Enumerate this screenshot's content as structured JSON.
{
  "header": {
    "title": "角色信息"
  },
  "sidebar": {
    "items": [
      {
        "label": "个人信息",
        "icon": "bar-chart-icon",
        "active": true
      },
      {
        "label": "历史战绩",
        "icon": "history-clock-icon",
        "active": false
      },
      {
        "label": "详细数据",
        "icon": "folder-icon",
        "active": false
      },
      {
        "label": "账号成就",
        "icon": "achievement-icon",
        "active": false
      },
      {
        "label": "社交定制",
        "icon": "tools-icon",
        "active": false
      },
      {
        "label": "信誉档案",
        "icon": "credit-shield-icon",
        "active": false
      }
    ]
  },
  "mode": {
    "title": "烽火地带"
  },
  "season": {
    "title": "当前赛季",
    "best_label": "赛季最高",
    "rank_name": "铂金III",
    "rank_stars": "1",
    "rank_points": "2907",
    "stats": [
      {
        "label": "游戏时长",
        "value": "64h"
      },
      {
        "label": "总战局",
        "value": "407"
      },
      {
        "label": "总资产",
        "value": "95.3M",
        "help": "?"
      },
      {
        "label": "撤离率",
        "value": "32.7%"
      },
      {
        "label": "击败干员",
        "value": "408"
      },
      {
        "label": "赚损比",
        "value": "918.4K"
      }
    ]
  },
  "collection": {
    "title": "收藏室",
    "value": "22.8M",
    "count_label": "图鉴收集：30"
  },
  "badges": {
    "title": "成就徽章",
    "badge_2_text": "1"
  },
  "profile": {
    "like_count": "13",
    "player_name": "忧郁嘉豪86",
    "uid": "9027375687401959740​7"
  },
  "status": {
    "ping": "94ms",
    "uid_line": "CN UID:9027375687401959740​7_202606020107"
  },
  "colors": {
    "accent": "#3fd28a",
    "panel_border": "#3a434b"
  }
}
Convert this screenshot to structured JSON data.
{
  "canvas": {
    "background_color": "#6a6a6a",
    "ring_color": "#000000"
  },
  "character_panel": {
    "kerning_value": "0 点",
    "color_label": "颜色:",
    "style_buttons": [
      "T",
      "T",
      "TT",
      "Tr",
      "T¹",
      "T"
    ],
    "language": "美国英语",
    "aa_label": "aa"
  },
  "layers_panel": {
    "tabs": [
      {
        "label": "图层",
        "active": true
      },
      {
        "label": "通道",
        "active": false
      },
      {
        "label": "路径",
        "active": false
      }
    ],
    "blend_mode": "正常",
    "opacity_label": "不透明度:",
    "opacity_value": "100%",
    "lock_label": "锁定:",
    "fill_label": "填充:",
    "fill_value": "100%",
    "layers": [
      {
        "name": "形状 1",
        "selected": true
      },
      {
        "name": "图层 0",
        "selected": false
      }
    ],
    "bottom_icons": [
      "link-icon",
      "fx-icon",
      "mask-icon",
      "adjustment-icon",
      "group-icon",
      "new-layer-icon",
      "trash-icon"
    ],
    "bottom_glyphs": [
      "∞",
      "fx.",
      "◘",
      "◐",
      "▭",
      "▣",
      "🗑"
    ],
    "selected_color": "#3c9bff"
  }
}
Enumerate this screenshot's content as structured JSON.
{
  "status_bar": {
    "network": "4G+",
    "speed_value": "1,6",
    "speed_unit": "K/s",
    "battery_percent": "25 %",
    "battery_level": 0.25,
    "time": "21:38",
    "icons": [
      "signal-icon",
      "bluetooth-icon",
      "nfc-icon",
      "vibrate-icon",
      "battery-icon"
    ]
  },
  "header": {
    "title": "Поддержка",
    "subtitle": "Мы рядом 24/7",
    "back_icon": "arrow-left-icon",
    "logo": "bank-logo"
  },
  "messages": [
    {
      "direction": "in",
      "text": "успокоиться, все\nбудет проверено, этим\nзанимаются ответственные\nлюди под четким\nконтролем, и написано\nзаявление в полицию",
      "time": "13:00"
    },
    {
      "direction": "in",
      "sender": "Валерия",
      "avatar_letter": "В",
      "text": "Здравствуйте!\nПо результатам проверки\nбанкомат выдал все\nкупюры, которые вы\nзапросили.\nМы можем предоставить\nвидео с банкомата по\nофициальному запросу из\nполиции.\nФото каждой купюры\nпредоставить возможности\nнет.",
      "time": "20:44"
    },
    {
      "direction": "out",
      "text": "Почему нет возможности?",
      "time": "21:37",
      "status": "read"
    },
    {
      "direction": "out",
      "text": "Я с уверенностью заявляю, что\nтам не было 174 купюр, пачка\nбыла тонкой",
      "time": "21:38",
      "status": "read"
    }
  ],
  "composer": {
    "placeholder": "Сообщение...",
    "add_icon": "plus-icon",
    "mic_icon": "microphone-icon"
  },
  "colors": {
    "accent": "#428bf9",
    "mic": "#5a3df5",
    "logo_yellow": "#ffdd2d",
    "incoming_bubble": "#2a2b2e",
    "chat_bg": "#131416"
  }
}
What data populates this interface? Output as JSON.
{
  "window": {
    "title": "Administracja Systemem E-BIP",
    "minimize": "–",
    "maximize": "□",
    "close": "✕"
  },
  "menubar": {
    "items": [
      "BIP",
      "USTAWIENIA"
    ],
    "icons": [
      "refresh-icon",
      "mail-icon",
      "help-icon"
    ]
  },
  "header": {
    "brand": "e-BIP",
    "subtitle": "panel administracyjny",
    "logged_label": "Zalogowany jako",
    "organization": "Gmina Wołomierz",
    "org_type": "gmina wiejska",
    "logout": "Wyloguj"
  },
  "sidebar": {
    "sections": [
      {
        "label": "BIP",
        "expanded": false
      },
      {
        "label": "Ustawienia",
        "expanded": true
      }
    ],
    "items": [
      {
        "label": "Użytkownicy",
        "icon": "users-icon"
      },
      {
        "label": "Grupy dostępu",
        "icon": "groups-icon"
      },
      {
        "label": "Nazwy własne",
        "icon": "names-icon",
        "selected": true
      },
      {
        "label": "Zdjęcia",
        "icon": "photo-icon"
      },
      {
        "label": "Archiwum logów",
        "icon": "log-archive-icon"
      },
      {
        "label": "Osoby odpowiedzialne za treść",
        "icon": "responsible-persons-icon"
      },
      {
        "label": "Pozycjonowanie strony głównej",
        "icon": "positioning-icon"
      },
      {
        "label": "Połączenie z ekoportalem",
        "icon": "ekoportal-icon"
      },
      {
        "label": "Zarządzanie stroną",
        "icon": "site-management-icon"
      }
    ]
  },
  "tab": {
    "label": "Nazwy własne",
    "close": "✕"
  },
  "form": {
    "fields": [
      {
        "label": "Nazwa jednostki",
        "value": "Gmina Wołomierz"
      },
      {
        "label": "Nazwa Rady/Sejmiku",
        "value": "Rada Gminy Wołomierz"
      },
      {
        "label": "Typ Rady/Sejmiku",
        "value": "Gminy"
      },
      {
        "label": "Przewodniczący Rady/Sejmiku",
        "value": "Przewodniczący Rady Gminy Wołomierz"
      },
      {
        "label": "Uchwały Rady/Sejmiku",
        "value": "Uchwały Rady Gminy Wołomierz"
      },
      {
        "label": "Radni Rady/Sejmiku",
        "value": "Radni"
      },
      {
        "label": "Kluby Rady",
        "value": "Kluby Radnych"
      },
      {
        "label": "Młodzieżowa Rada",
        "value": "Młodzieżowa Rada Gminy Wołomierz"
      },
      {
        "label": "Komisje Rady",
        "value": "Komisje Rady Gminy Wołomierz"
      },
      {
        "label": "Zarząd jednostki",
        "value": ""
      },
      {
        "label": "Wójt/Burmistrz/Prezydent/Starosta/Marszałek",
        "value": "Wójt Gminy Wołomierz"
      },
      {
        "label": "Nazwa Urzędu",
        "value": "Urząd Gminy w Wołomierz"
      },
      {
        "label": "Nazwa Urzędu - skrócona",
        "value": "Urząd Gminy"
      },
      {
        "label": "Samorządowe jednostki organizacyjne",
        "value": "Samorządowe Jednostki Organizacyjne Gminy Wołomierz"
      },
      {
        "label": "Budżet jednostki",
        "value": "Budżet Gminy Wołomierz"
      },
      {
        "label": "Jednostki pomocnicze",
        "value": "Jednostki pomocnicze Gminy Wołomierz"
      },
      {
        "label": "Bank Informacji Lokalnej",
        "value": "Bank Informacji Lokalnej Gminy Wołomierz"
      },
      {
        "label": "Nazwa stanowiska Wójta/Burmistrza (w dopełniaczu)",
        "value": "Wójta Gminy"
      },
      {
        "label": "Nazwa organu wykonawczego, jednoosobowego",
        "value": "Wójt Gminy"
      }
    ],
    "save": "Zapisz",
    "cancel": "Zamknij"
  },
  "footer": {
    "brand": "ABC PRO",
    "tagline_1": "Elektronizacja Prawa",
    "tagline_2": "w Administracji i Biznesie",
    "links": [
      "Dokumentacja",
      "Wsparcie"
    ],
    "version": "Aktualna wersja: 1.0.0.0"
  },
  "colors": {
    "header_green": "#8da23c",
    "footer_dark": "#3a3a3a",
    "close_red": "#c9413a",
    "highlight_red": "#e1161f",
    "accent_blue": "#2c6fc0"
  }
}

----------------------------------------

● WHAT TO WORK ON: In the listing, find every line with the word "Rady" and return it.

● WRITTEN RESPONSE:
        "label": "Nazwa Rady/Sejmiku",
        "label": "Typ Rady/Sejmiku",
        "label": "Przewodniczący Rady/Sejmiku",
        "value": "Przewodniczący Rady Gminy Wołomierz"
        "label": "Uchwały Rady/Sejmiku",
        "value": "Uchwały Rady Gminy Wołomierz"
        "label": "Radni Rady/Sejmiku",
        "label": "Kluby Rady",
        "label": "Komisje Rady",
        "value": "Komisje Rady Gminy Wołomierz"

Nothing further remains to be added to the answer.